The Paris-based citizen photojournalism agency Citizenside has partnered with Metro International to launch a new website for citizen reporting. The site, MetroReporter, allows readers to upload and share their news photos and video. All contributions are vetted by editors before being posted. If they are published in print or on Metro’s primary site, the member is paid between €10 and €70. Membership of MetroReporter is free and Metro has agreed to purchase and publish user contributions on a regular basis. This means that an international publication has plans to regularly pay its audience to contribute content, rather than expecting user-generated content to be free. MetroReporter is part of the MetroFrance site, exposing it to the publication’s high traffic. This is a pilot project in France and there are plans to establish similar sites in seven other countries. Citizenside also recently formed a partnership with French radio station RTL, which has launched the website Témoins RTL (RTL Witnesses). This site allows users to upload photos and videos, and if other media organisations wish to purchase them, RTL sells the images and then pays their creator. The site uses geo-location and users who have provided their place of residence can receive email alerts about events that are taking place nearby
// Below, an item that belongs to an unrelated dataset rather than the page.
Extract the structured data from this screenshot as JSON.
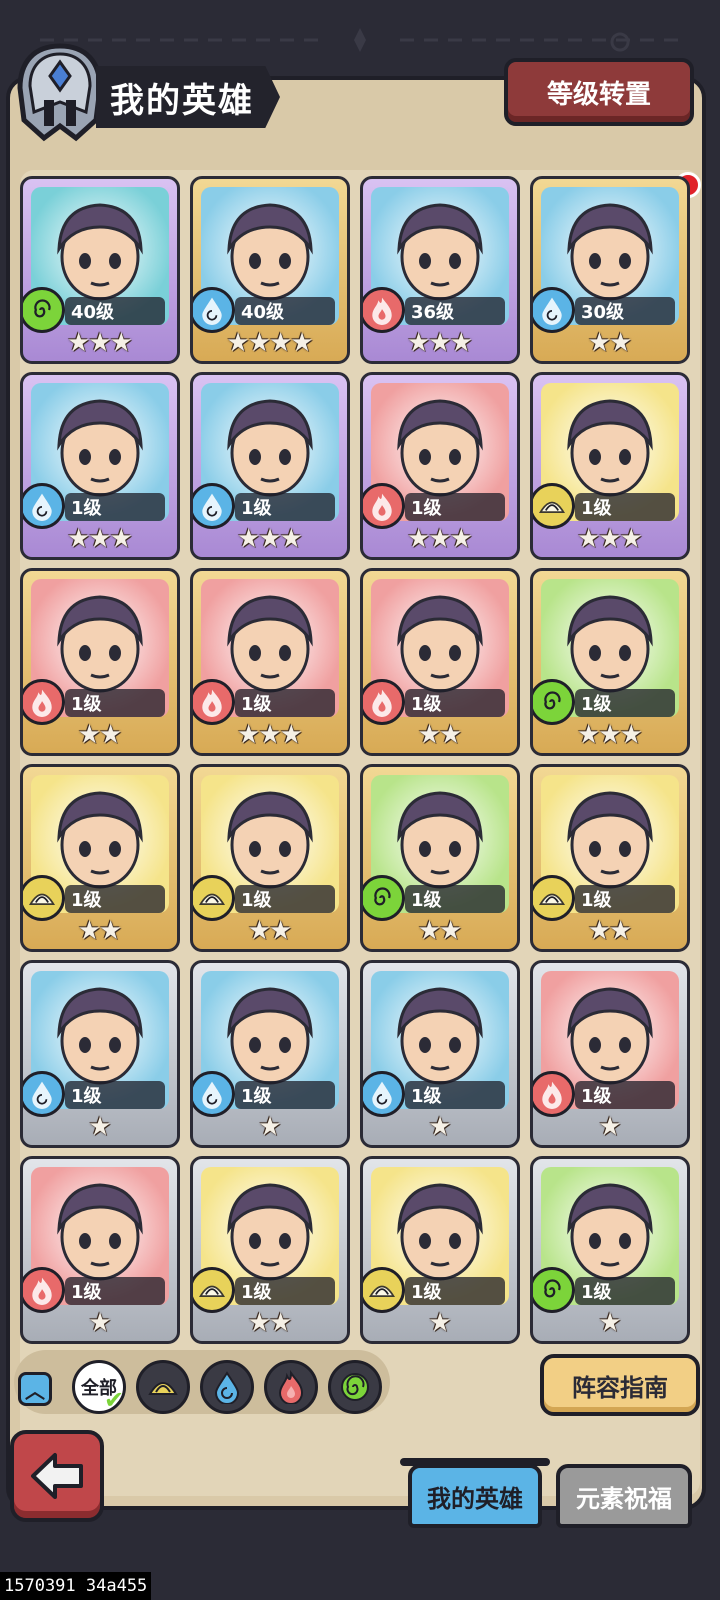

A study carried out as part of an online survey by the research agency DECODE as part of an international benchmark project of the World Association of Newspapers and News Publishers in 2008, has found that Dutch youth (based on 1,000 people between the ages of 15 to 29) are neither interested in receiving news via mobile applications nor taking part in citizen journalism projects. They also do not find newspaper sections aimed at young people a compelling reason to regularly pick up a paper. They do, however, judge news media fairly positively. Whilst initially surprising, the results of the study “Youth, news media and civic engagement,” are in line with findings of a new study by IBM’s Media and Entertainment Group, which shows that online news consumption has dropped among young adults, but risen among older consumers, calling into question the assumption that young people read more online news and older people favour printed publications. The study’s authors however, noted that it is important to avoid generalisation: Nico Drok and Fifi Schwarz, professor of media and civil society and managing director of Stichting Krant in de Klas respectively, state that there are obvious differences between those who do regularly read quality newspapers and those who do not, particularly in their levels of “interest in news and their civic engagement.” The study also showed that a large number of Dutch youth do indeed appreciate access to a wide variety of news media, but prefer stories that are more pertinent to their own lives